Dataset rows for apps and sites
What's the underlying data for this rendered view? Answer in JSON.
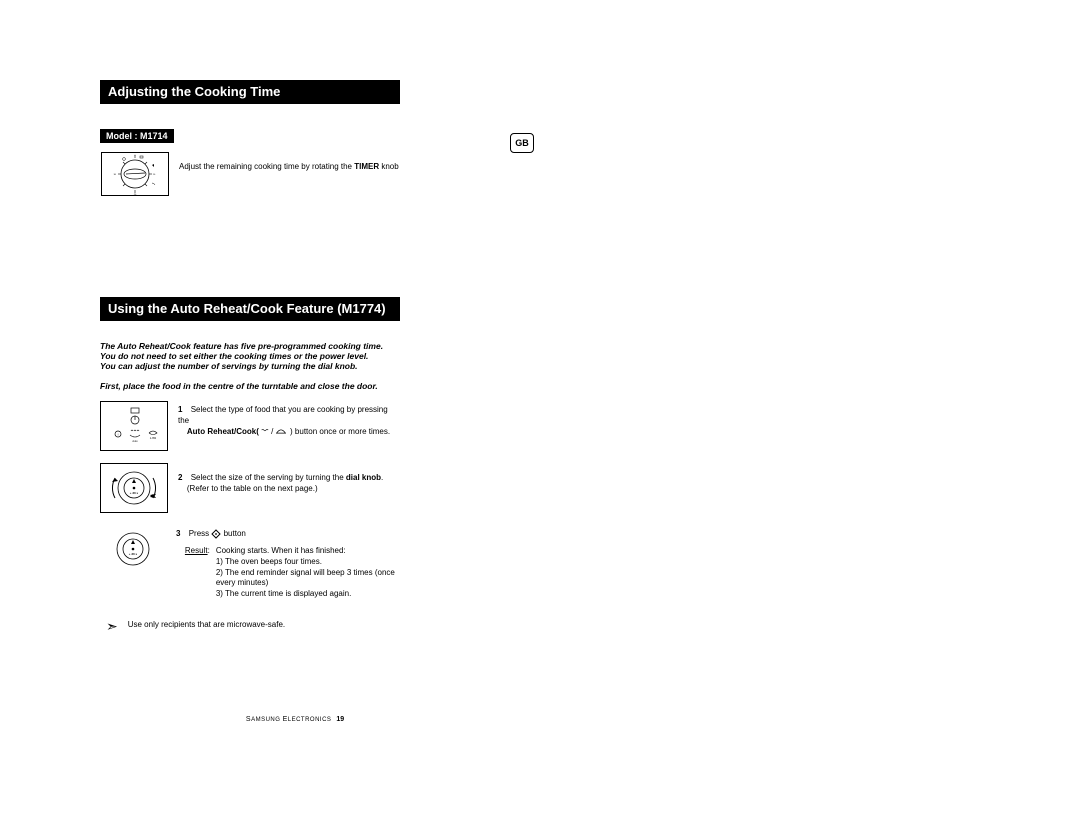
{
  "header1": "Adjusting the Cooking Time",
  "model_label": "Model : M1714",
  "adjust_text_a": "Adjust the remaining cooking time by rotating the ",
  "adjust_text_b": "TIMER",
  "adjust_text_c": " knob",
  "header2": "Using the Auto Reheat/Cook Feature (M1774)",
  "intro_line1": "The Auto Reheat/Cook feature has five pre-programmed cooking time.",
  "intro_line2": "You do not need to set either the cooking times or the power level.",
  "intro_line3": "You can adjust the number of servings by turning the dial knob.",
  "intro2": "First, place the food in the centre of the turntable and close the door.",
  "steps": [
    {
      "num": "1",
      "pre": "Select the type of food that you are cooking by pressing the",
      "bold": "Auto Reheat/Cook(",
      "post": ")  button once or more times."
    },
    {
      "num": "2",
      "pre": "Select the size of the serving by turning the ",
      "bold": "dial knob",
      "post2": "(Refer to the table on the next page.)"
    },
    {
      "num": "3",
      "pre": "Press ",
      "post": " button",
      "result_label": "Result",
      "result_intro": "Cooking starts. When it has finished:",
      "result_1": "1) The oven beeps four times.",
      "result_2": "2) The end reminder signal will beep 3 times (once every minutes)",
      "result_3": "3) The current time is displayed again."
    }
  ],
  "tip": "Use only recipients that are microwave-safe.",
  "gb": "GB",
  "footer_brand_a": "S",
  "footer_brand_b": "AMSUNG ",
  "footer_brand_c": "E",
  "footer_brand_d": "LECTRONICS",
  "footer_page": "19",
  "icons": {
    "timer": "timer-dial",
    "knob": "dial-knob",
    "button": "control-panel"
  }
}
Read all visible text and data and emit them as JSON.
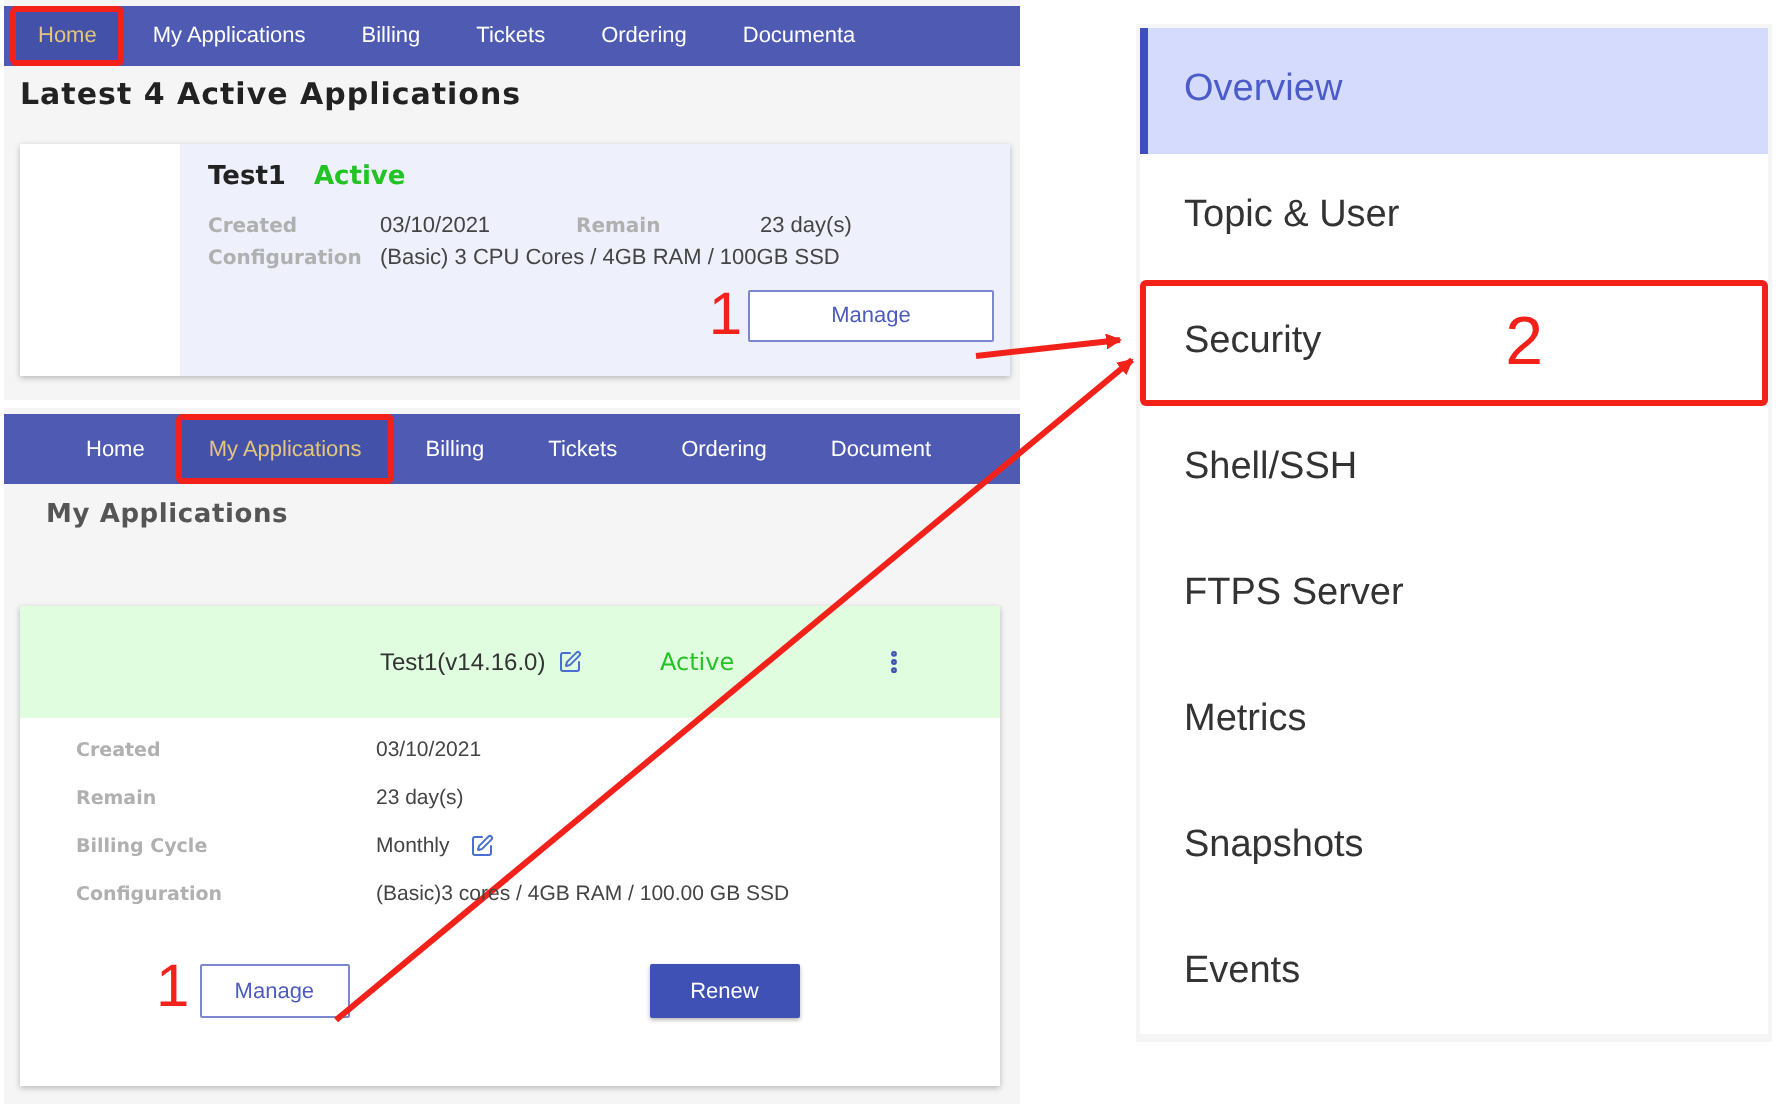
{
  "home_view": {
    "nav": [
      {
        "label": "Home",
        "selected": true,
        "highlighted": true
      },
      {
        "label": "My Applications",
        "selected": false,
        "highlighted": false
      },
      {
        "label": "Billing",
        "selected": false,
        "highlighted": false
      },
      {
        "label": "Tickets",
        "selected": false,
        "highlighted": false
      },
      {
        "label": "Ordering",
        "selected": false,
        "highlighted": false
      },
      {
        "label": "Documenta",
        "selected": false,
        "highlighted": false
      }
    ],
    "heading": "Latest 4 Active Applications",
    "card": {
      "name": "Test1",
      "status": "Active",
      "details": [
        {
          "label": "Created",
          "value": "03/10/2021"
        },
        {
          "label": "Remain",
          "value": "23 day(s)"
        },
        {
          "label": "Configuration",
          "value": "(Basic) 3 CPU Cores / 4GB RAM / 100GB SSD"
        }
      ],
      "step": "1",
      "button": "Manage"
    }
  },
  "applications_view": {
    "nav": [
      {
        "label": "Home",
        "selected": false,
        "highlighted": false
      },
      {
        "label": "My Applications",
        "selected": true,
        "highlighted": true
      },
      {
        "label": "Billing",
        "selected": false,
        "highlighted": false
      },
      {
        "label": "Tickets",
        "selected": false,
        "highlighted": false
      },
      {
        "label": "Ordering",
        "selected": false,
        "highlighted": false
      },
      {
        "label": "Document",
        "selected": false,
        "highlighted": false
      }
    ],
    "heading": "My Applications",
    "card": {
      "title": "Test1(v14.16.0)",
      "status": "Active",
      "details": [
        {
          "label": "Created",
          "value": "03/10/2021",
          "editable": false
        },
        {
          "label": "Remain",
          "value": "23 day(s)",
          "editable": false
        },
        {
          "label": "Billing Cycle",
          "value": "Monthly",
          "editable": true
        },
        {
          "label": "Configuration",
          "value": "(Basic)3 cores / 4GB RAM / 100.00 GB SSD",
          "editable": false
        }
      ],
      "step": "1",
      "buttons": [
        {
          "label": "Manage",
          "kind": "outline"
        },
        {
          "label": "Renew",
          "kind": "filled"
        }
      ]
    }
  },
  "app_menu": {
    "items": [
      {
        "label": "Overview",
        "selected": true,
        "highlighted": false
      },
      {
        "label": "Topic & User",
        "selected": false,
        "highlighted": false
      },
      {
        "label": "Security",
        "selected": false,
        "highlighted": true,
        "step": "2"
      },
      {
        "label": "Shell/SSH",
        "selected": false,
        "highlighted": false
      },
      {
        "label": "FTPS Server",
        "selected": false,
        "highlighted": false
      },
      {
        "label": "Metrics",
        "selected": false,
        "highlighted": false
      },
      {
        "label": "Snapshots",
        "selected": false,
        "highlighted": false
      },
      {
        "label": "Events",
        "selected": false,
        "highlighted": false
      }
    ]
  }
}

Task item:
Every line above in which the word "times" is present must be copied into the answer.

Task solution:
  "intro_line2": "You do not need to set either the cooking times or the power level.",
      "post": ")  button once or more times."
      "result_1": "1) The oven beeps four times.",
      "result_2": "2) The end reminder signal will beep 3 times (once every minutes)",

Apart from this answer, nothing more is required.